__Task item__:
Could you retype the entries below exactly, omitting every picture?

Items from a data source
== == ==
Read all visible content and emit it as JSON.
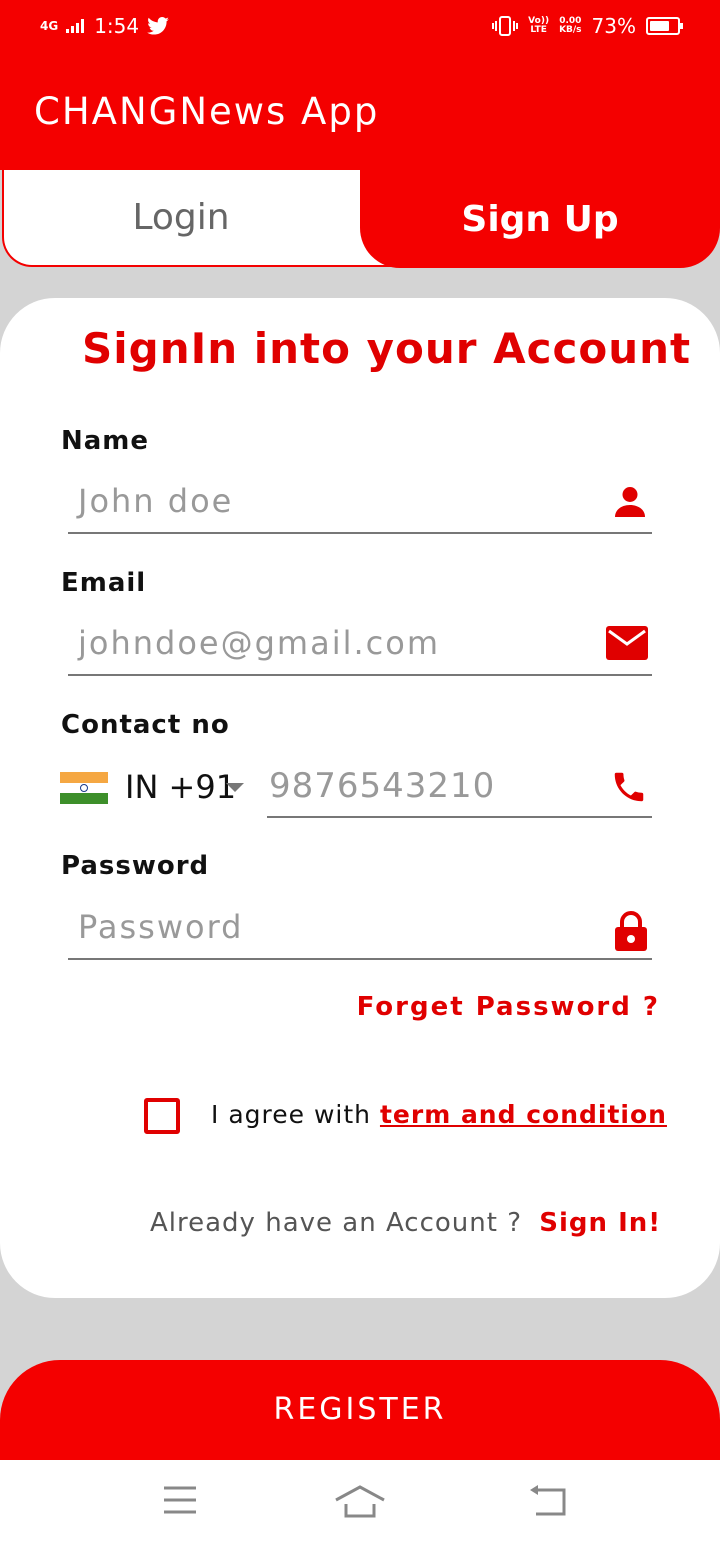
{
  "status_bar": {
    "network": "4G",
    "time": "1:54",
    "volte_top": "Vo))",
    "volte_bottom": "LTE",
    "speed_top": "0.00",
    "speed_bottom": "KB/s",
    "battery": "73%",
    "battery_level": 0.73
  },
  "app": {
    "title": "CHANGNews App"
  },
  "tabs": [
    {
      "label": "Login"
    },
    {
      "label": "Sign Up"
    }
  ],
  "form": {
    "title": "SignIn into your Account",
    "name": {
      "label": "Name",
      "placeholder": "John doe"
    },
    "email": {
      "label": "Email",
      "placeholder": "johndoe@gmail.com"
    },
    "contact": {
      "label": "Contact no",
      "country_code": "IN +91",
      "placeholder": "9876543210"
    },
    "password": {
      "label": "Password",
      "placeholder": "Password"
    },
    "forgot": "Forget Password ?",
    "agree_text": "I agree with",
    "agree_link": "term and condition",
    "already_text": "Already have an Account ?",
    "signin_link": "Sign In!"
  },
  "register_button": "REGISTER",
  "colors": {
    "brand": "#f40000",
    "background": "#d4d4d4",
    "card": "#ffffff"
  },
  "icons": {
    "name_field": "person-icon",
    "email_field": "envelope-icon",
    "phone_field": "phone-icon",
    "password_field": "lock-icon",
    "nav": [
      "menu-icon",
      "home-icon",
      "back-icon"
    ]
  }
}
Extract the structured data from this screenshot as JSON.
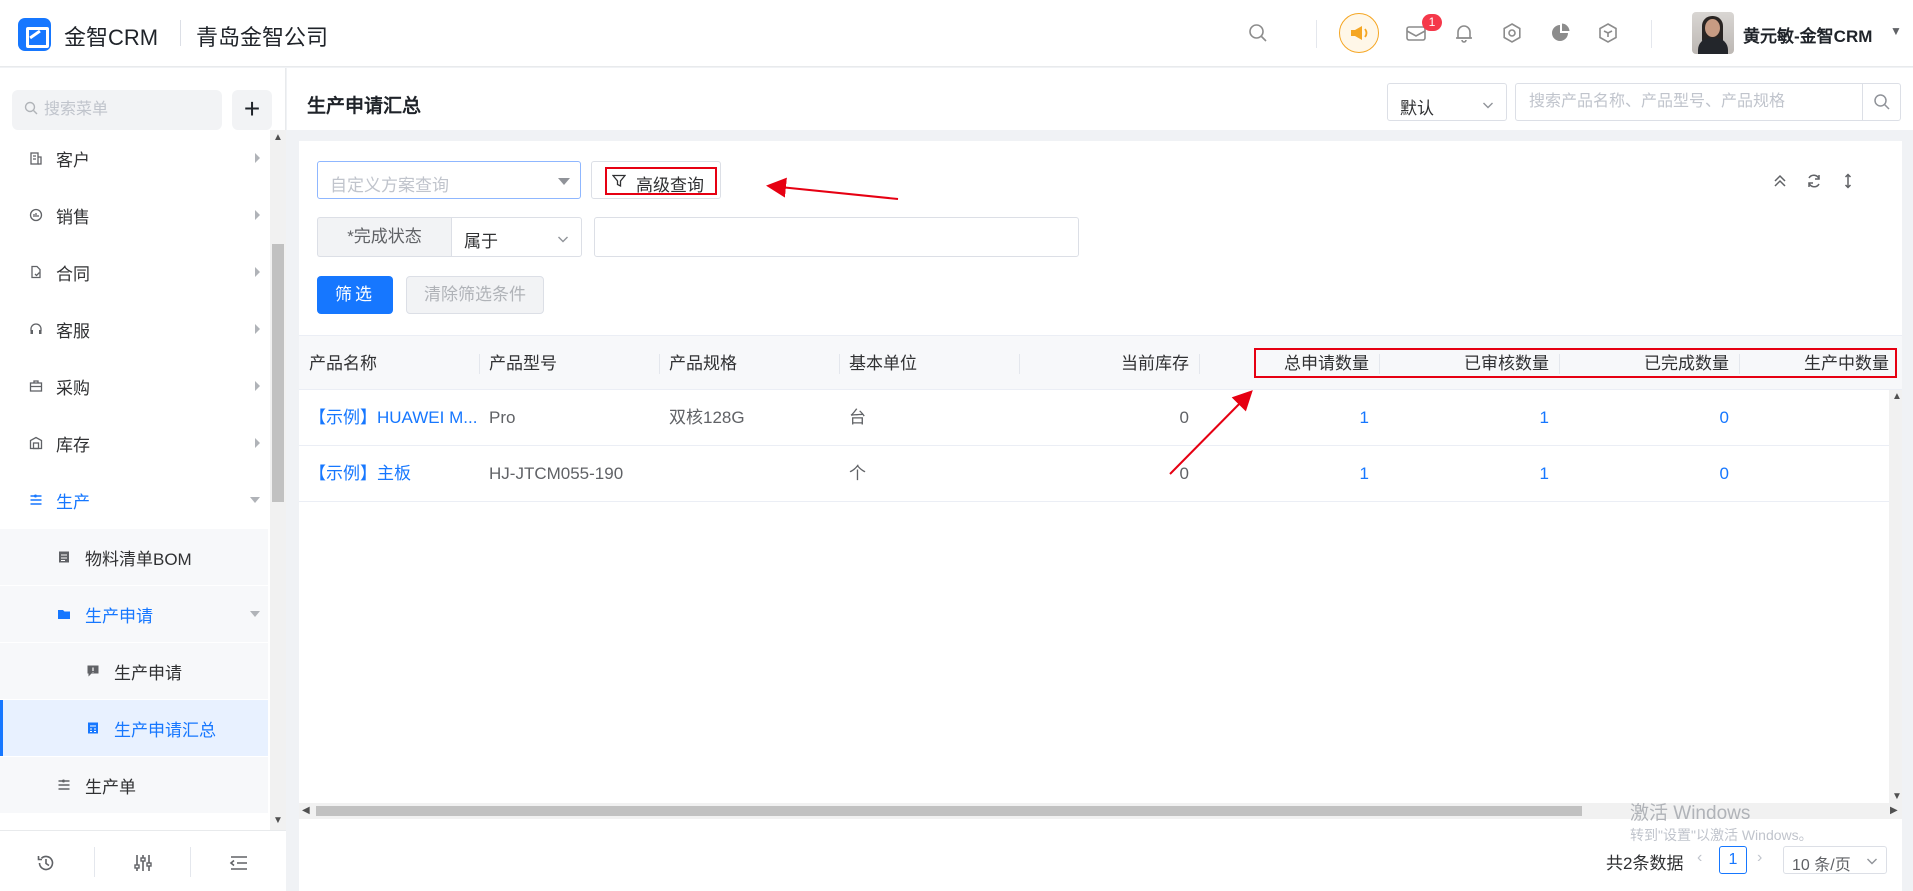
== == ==
__Solution for this problem__:
Read all visible content and emit it as JSON.
{
  "status_bar": {
    "network": "4G",
    "time": "1:54",
    "volte_top": "Vo))",
    "volte_bottom": "LTE",
    "speed_top": "0.00",
    "speed_bottom": "KB/s",
    "battery": "73%",
    "battery_level": 0.73
  },
  "app": {
    "title": "CHANGNews App"
  },
  "tabs": [
    {
      "label": "Login"
    },
    {
      "label": "Sign Up"
    }
  ],
  "form": {
    "title": "SignIn into your Account",
    "name": {
      "label": "Name",
      "placeholder": "John doe"
    },
    "email": {
      "label": "Email",
      "placeholder": "johndoe@gmail.com"
    },
    "contact": {
      "label": "Contact no",
      "country_code": "IN +91",
      "placeholder": "9876543210"
    },
    "password": {
      "label": "Password",
      "placeholder": "Password"
    },
    "forgot": "Forget Password ?",
    "agree_text": "I agree with",
    "agree_link": "term and condition",
    "already_text": "Already have an Account ?",
    "signin_link": "Sign In!"
  },
  "register_button": "REGISTER",
  "colors": {
    "brand": "#f40000",
    "background": "#d4d4d4",
    "card": "#ffffff"
  },
  "icons": {
    "name_field": "person-icon",
    "email_field": "envelope-icon",
    "phone_field": "phone-icon",
    "password_field": "lock-icon",
    "nav": [
      "menu-icon",
      "home-icon",
      "back-icon"
    ]
  }
}
Extract the structured data from this screenshot as JSON.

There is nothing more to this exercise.